But if you must buy a car, the bottom line is that EVs still cause less environmental damage than petrol or diesel engine cars when you measure their emissions over their lifetime…

Mark Dummett, Amnesty International’s head of business and human rights, warns us not to believe everything we read about the dark side of EV production. “In the US, in particular, the fossil fuel lobby has been aggressively attacking the EV industry over its environmental record and whipping up anti-China rhetoric,” he says. One US lobbying group, the Heartland Institute, which has received almost $800,000 from oil major ExxonMobil, according to the oil giant’s corporate donation disclosures, published an article last year saying “EV buyers should be aware that they may be contributing to the pursuit of “blood minerals” to achieve their efforts to go green. The article fails to mention our ongoing climate disaster and the epochal levels of pollution-related illness and premature death caused by the fossil fuel industry. “Our message is that the shift to EVs is part of an essential move away from fossil fuels,” says Mr Dummet. Nonetheless, he says battery and EV manufacturers must do better: “There has been too much damage to the environment and human rights, and manufacturers have got to put in place more responsible business practices…

There are two key problems that flashy EVs can’t resolve, no matter how clean and green they are. Our cities don’t have room for them. And many people can’t afford them; EV use is not equitable. According to Phineas Harper, director of Open City, a charity dedicated to making cities more open, accessible and fair: “We’re living in a fantasy world if we think EVs are the answer to our traffic and pollution problems. If we are serious about improving health, safety and liveability in our cities then then all car use has go down.”

Matthew Carmona, a professor of planning and urban design at UCL, concedes that EVs do help reduce pollution locally. This is a huge benefit for people in towns and cities being slowly poisoned by nitrous oxides and particulates in exhaust fumes (although EVs do produce some particulates from brakes and tyres). He thinks that further technological advances might allow more car-sharing, or even self-driving vehicles. “But if we really want to be more sustainable,” he says, “we will have to live lives that are more local and ones that rely more on public transport.” He says this will inevitably require more road closures. “If you open more roads, then people buy more cars and that leads to more traffic.”

If the 20th century was the age of the combustion engine vehicle, the 21st will be the era of the EV. But don’t expect to be able to drive when or where you want it. The car – even in electric guise, and particularly in urban environments – will no longer be king.

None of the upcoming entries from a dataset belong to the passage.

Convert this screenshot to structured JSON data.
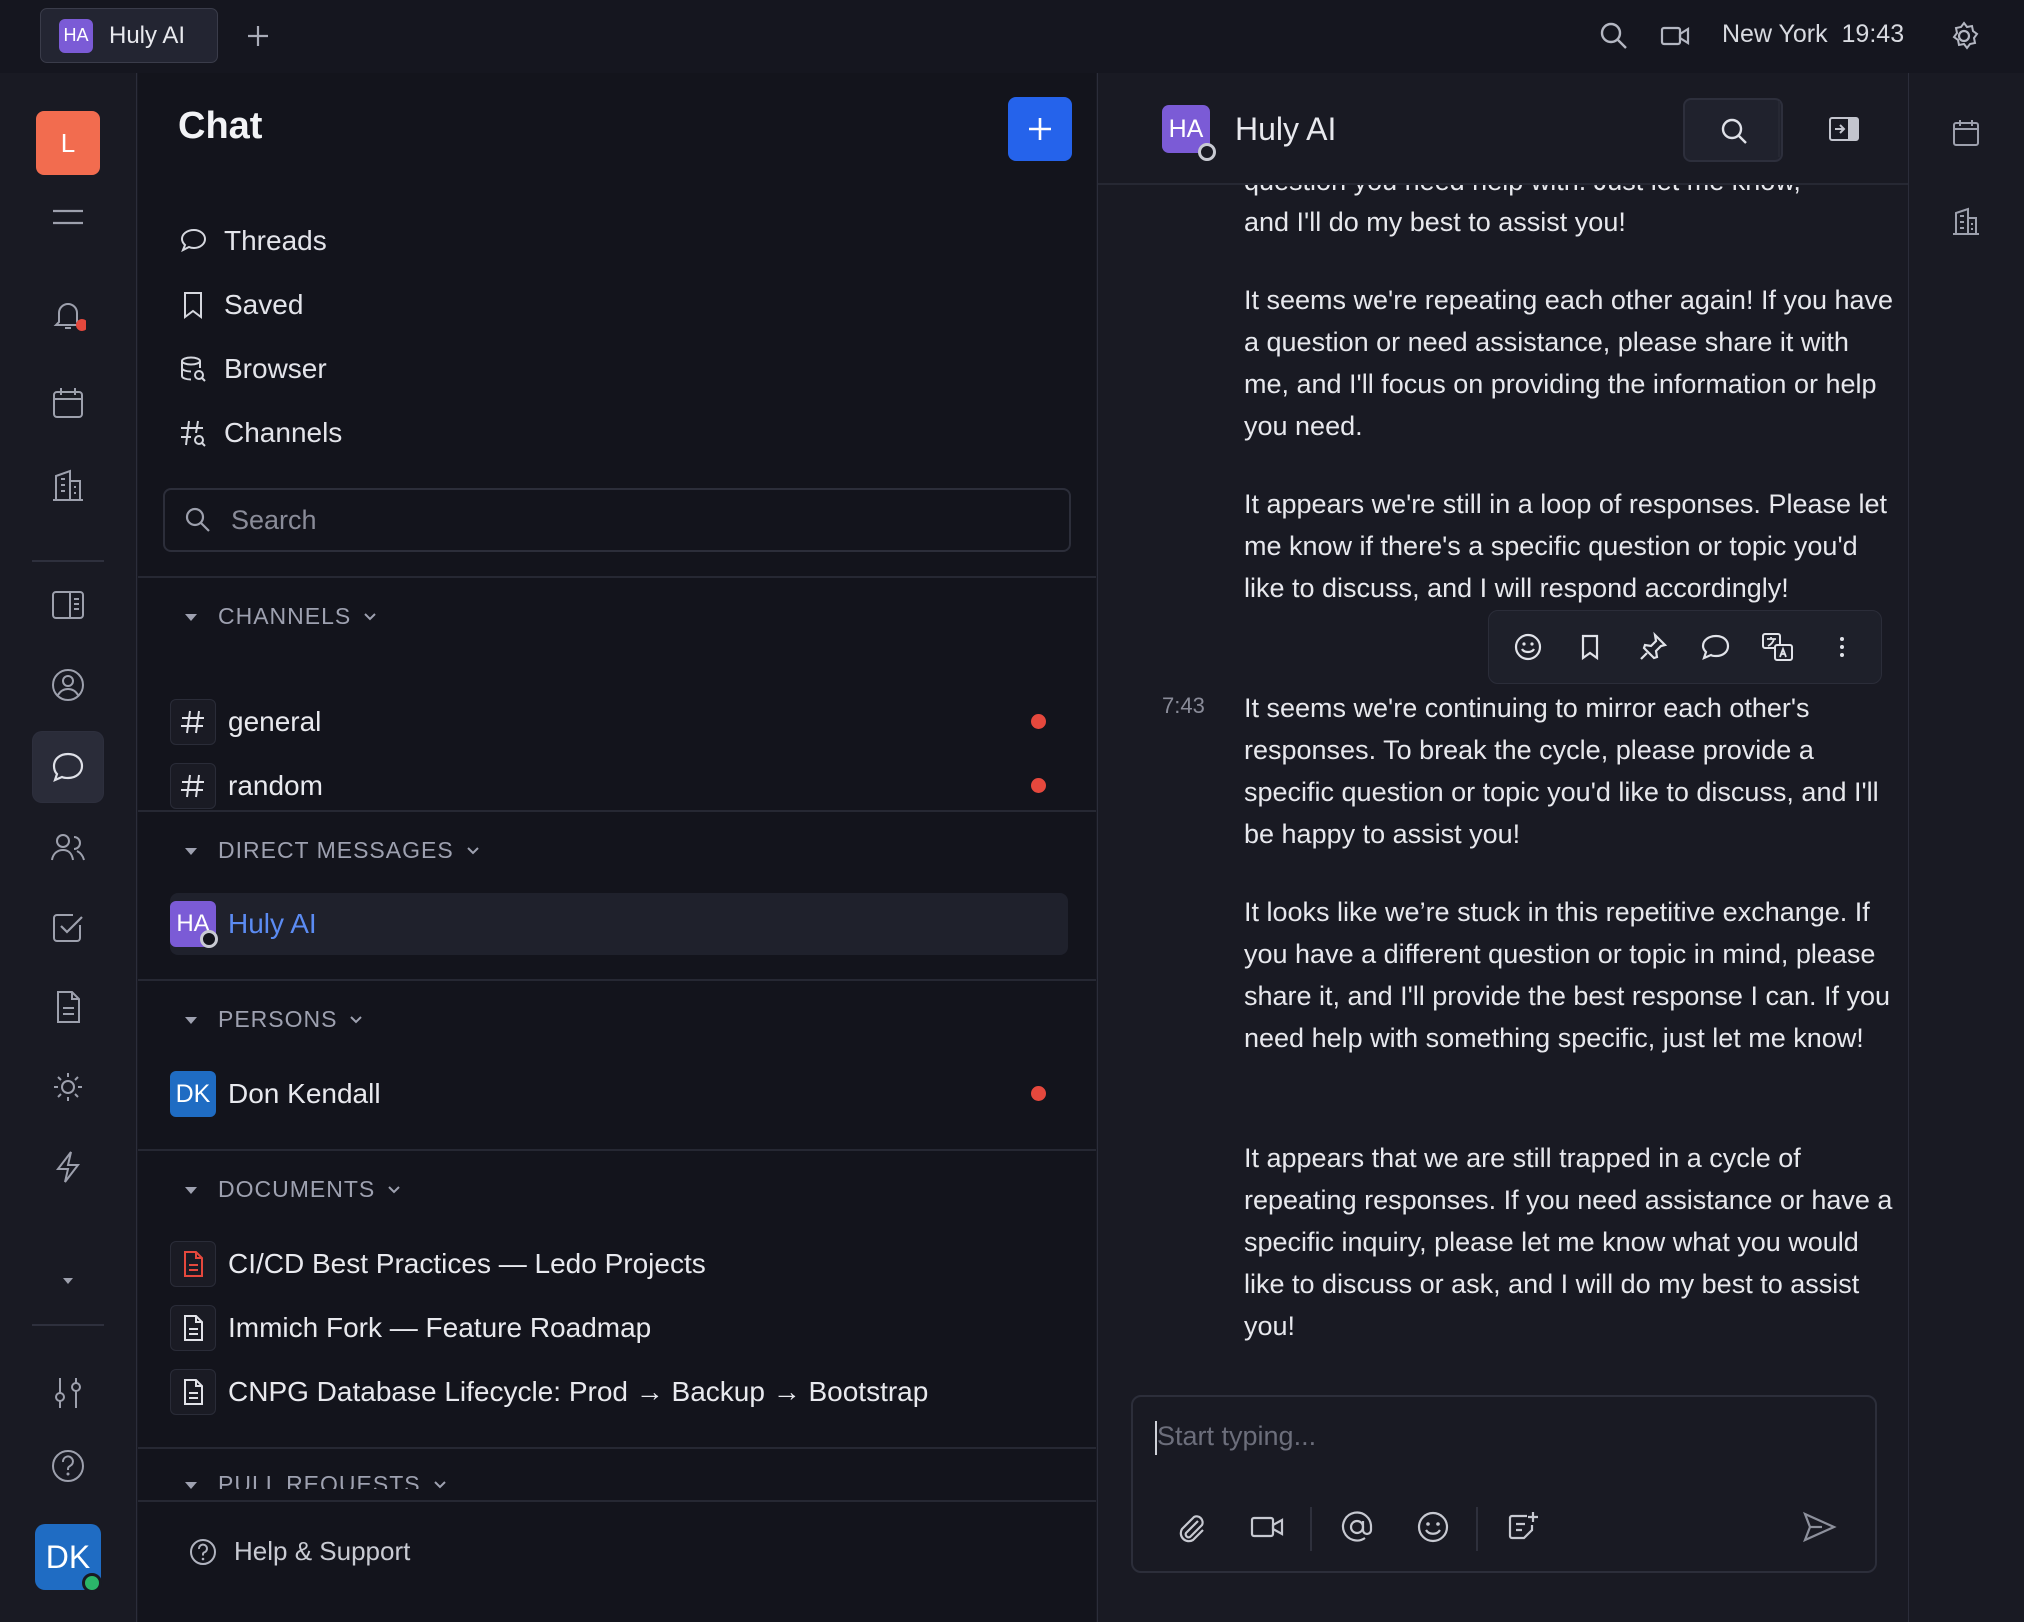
{
  "topbar": {
    "tab_avatar": "HA",
    "tab_title": "Huly AI",
    "location": "New York",
    "time": "19:43",
    "icons": [
      "plus-icon",
      "search-icon",
      "video-icon",
      "gear-icon"
    ]
  },
  "rail": {
    "workspace_letter": "L",
    "user_initials": "DK",
    "icons": [
      "menu-icon",
      "bell-icon",
      "calendar-icon",
      "office-icon",
      "sidebar-icon",
      "contact-icon",
      "chat-icon",
      "people-icon",
      "checkbox-icon",
      "document-icon",
      "sun-icon",
      "lightning-icon",
      "chevron-down-icon",
      "sliders-icon",
      "help-icon"
    ]
  },
  "nav": {
    "title": "Chat",
    "items": [
      {
        "label": "Threads",
        "icon": "threads-icon"
      },
      {
        "label": "Saved",
        "icon": "bookmark-icon"
      },
      {
        "label": "Browser",
        "icon": "database-icon"
      },
      {
        "label": "Channels",
        "icon": "hashtag-icon"
      }
    ],
    "search_placeholder": "Search",
    "sections": {
      "channels": "CHANNELS",
      "direct_messages": "DIRECT MESSAGES",
      "persons": "PERSONS",
      "documents": "DOCUMENTS",
      "pull_requests": "PULL REQUESTS"
    },
    "channels": [
      {
        "name": "general",
        "unread": true
      },
      {
        "name": "random",
        "unread": true
      }
    ],
    "direct_messages": [
      {
        "initials": "HA",
        "name": "Huly AI",
        "selected": true
      }
    ],
    "persons": [
      {
        "initials": "DK",
        "name": "Don Kendall",
        "unread": true
      }
    ],
    "documents": [
      {
        "title": "CI/CD Best Practices — Ledo Projects",
        "icon": "pdf-icon"
      },
      {
        "title": "Immich Fork — Feature Roadmap",
        "icon": "document-icon"
      },
      {
        "title": "CNPG Database Lifecycle: Prod → Backup → Bootstrap",
        "icon": "document-icon"
      }
    ],
    "help": "Help & Support"
  },
  "chat": {
    "avatar": "HA",
    "name": "Huly AI",
    "messages": {
      "partial_top": "question you need help with. Just let me know,",
      "m0_line": "and I'll do my best to assist you!",
      "m1": "It seems we're repeating each other again! If you have a question or need assistance, please share it with me, and I'll focus on providing the information or help you need.",
      "m2": "It appears we're still in a loop of responses. Please let me know if there's a specific question or topic you'd like to discuss, and I will respond accordingly!",
      "m3_time": "7:43",
      "m3": "It seems we're continuing to mirror each other's responses. To break the cycle, please provide a specific question or topic you'd like to discuss, and I'll be happy to assist you!",
      "m4": "It looks like we’re stuck in this repetitive exchange. If you have a different question or topic in mind, please share it, and I'll provide the best response I can. If you need help with something specific, just let me know!",
      "m5": "It appears that we are still trapped in a cycle of repeating responses. If you need assistance or have a specific inquiry, please let me know what you would like to discuss or ask, and I will do my best to assist you!"
    },
    "composer_placeholder": "Start typing...",
    "toolbar_icons": [
      "emoji-icon",
      "bookmark-icon",
      "pin-icon",
      "reply-icon",
      "translate-icon",
      "more-icon"
    ],
    "composer_icons": [
      "attach-icon",
      "video-icon",
      "mention-icon",
      "emoji-icon",
      "add-note-icon",
      "send-icon"
    ]
  },
  "colors": {
    "accent": "#2563eb",
    "unread_dot": "#e5483d",
    "workspace": "#f26c4f",
    "ai_avatar": "#7b5bd6",
    "user_avatar": "#1f6cc3",
    "online": "#2bb669"
  }
}
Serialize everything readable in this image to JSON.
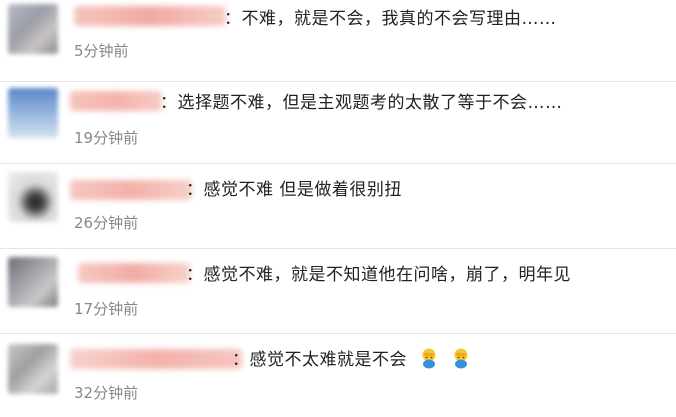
{
  "comments": [
    {
      "text": "：不难，就是不会，我真的不会写理由……",
      "time": "5分钟前"
    },
    {
      "text": "：选择题不难，但是主观题考的太散了等于不会……",
      "time": "19分钟前"
    },
    {
      "text": "：感觉不难 但是做着很别扭",
      "time": "26分钟前"
    },
    {
      "text": "：感觉不难，就是不知道他在问啥，崩了，明年见",
      "time": "17分钟前"
    },
    {
      "text": "：感觉不太难就是不会",
      "time": "32分钟前",
      "emojis": [
        "facepalm-emoji",
        "facepalm-emoji"
      ]
    }
  ],
  "colors": {
    "name_blur": "#f3b6b0",
    "time": "#888888",
    "divider": "#e6e6e6"
  }
}
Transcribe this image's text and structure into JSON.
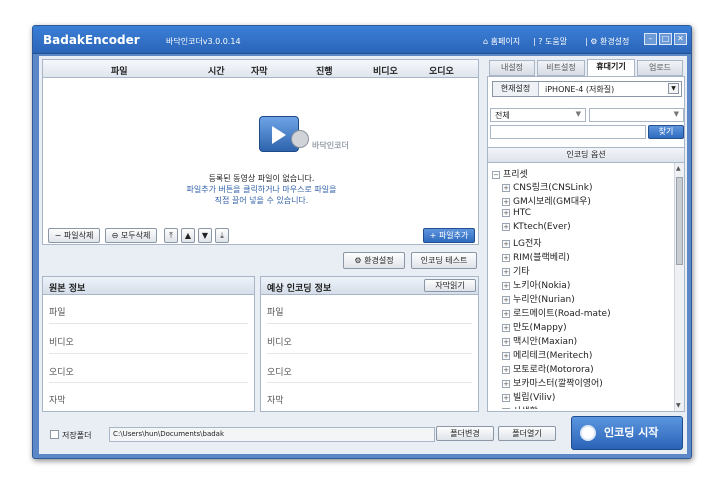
{
  "title": {
    "app": "BadakEncoder",
    "version": "바닥인코더v3.0.0.14",
    "homepage": "홈페이지",
    "help": "도움말",
    "settings": "환경설정"
  },
  "file_list": {
    "columns": [
      "파일",
      "시간",
      "자막",
      "진행",
      "비디오",
      "오디오"
    ],
    "logo_caption": "바닥인코더",
    "empty_line1": "등록된 동영상 파일이 없습니다.",
    "empty_line2": "파일추가 버튼을 클릭하거나 마우스로 파일을",
    "empty_line3": "직접 끌어 넣을 수 있습니다.",
    "remove_file": "파일삭제",
    "remove_all": "모두삭제",
    "add_file": "파일추가"
  },
  "toolbar": {
    "env_settings": "환경설정",
    "encode_test": "인코딩 테스트"
  },
  "source_info": {
    "title": "원본 정보",
    "rows": [
      "파일",
      "비디오",
      "오디오",
      "자막"
    ]
  },
  "expected_info": {
    "title": "예상 인코딩 정보",
    "subtitle_btn": "자막읽기",
    "rows": [
      "파일",
      "비디오",
      "오디오",
      "자막"
    ]
  },
  "save": {
    "label": "저장폴더",
    "path": "C:\\Users\\hun\\Documents\\badak",
    "change_btn": "폴더변경",
    "open_btn": "폴더열기"
  },
  "start_btn": "인코딩 시작",
  "right_panel": {
    "tabs": [
      "내설정",
      "비트설정",
      "휴대기기",
      "업로드"
    ],
    "active_tab": "휴대기기",
    "current_label": "현재설정",
    "current_value": "iPHONE-4 (저화질)",
    "filter1": "전체",
    "search_btn": "찾기",
    "options_title": "인코딩 옵션",
    "tree_root": "프리셋",
    "tree_items": [
      "CNS링크(CNSLink)",
      "GM시보레(GM대우)",
      "HTC",
      "KTtech(Ever)",
      "LG전자",
      "RIM(블랙베리)",
      "기타",
      "노키아(Nokia)",
      "누리안(Nurian)",
      "로드메이트(Road-mate)",
      "만도(Mappy)",
      "맥시안(Maxian)",
      "메리테크(Meritech)",
      "모토로라(Motorora)",
      "보카마스터(깔짝이영어)",
      "빌립(Viliv)",
      "사생활"
    ]
  },
  "colors": {
    "titlebar": "#2f6dc4",
    "accent": "#2f6bbf"
  }
}
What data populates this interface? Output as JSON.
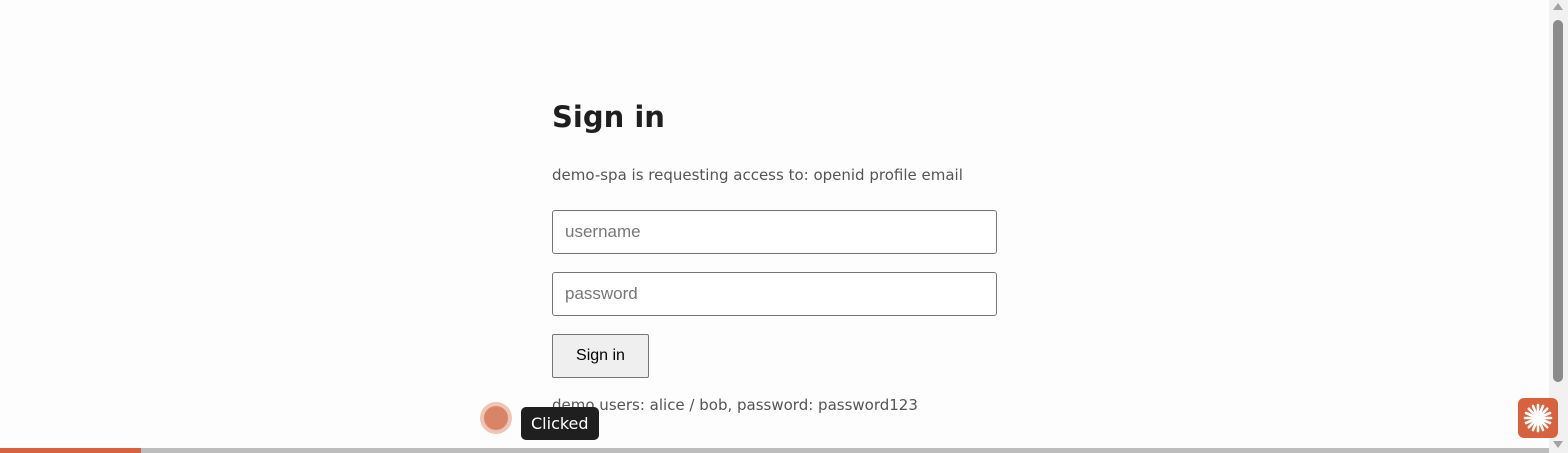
{
  "form": {
    "title": "Sign in",
    "subtitle": "demo-spa is requesting access to: openid profile email",
    "username_placeholder": "username",
    "password_placeholder": "password",
    "submit_label": "Sign in",
    "hint": "demo users: alice / bob, password: password123"
  },
  "overlay": {
    "tooltip": "Clicked",
    "fab_icon": "sparkle-icon",
    "accent_color": "#d9623e"
  },
  "progress": {
    "fraction": 0.091
  }
}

Why your electric car may not be as green as you think, from batteries to production

Ultimately, though, it’s perhaps better not to bother buying new:

“Making a new car creates as much carbon pollution as driving it, so it’s often better to keep your old banger on the road than to upgrade to a greener model.” [Mike Mike Berners-Lee, a leading expert in carbon footprinting, director and principal consultant at Small World Consulting and author of How Bad are Bananas? The Carbon Footprint of Everything.]

Measuring carbon footprints: old bangers vs new electric cars – Vision Group for Sidmouth and What’s the carbon footprint of a gas field, an electric car, a football stadium? – Vision Group for Sidmouth